■ Problem statement: In your answer, repeat each line of the data exactly.

Dataset rows for apps and sites
------------------------------------------------------------------------

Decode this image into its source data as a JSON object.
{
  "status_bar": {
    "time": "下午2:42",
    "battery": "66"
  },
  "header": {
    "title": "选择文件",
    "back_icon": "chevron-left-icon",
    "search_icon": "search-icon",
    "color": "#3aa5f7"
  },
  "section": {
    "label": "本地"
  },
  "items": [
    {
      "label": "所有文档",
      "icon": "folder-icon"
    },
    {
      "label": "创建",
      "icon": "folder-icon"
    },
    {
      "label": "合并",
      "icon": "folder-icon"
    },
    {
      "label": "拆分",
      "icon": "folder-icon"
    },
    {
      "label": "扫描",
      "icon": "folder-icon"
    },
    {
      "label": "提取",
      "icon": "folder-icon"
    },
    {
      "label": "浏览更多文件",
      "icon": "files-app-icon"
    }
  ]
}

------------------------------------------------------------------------

■ Answer space:
Decode this image into its source data as a JSON object.
{
  "status_bar": {
    "time": "下午2:42",
    "battery": "66"
  },
  "header": {
    "title": "选择文件",
    "back_icon": "chevron-left-icon",
    "search_icon": "search-icon",
    "color": "#3aa5f7"
  },
  "section": {
    "label": "本地"
  },
  "items": [
    {
      "label": "所有文档",
      "icon": "folder-icon"
    },
    {
      "label": "创建",
      "icon": "folder-icon"
    },
    {
      "label": "合并",
      "icon": "folder-icon"
    },
    {
      "label": "拆分",
      "icon": "folder-icon"
    },
    {
      "label": "扫描",
      "icon": "folder-icon"
    },
    {
      "label": "提取",
      "icon": "folder-icon"
    },
    {
      "label": "浏览更多文件",
      "icon": "files-app-icon"
    }
  ]
}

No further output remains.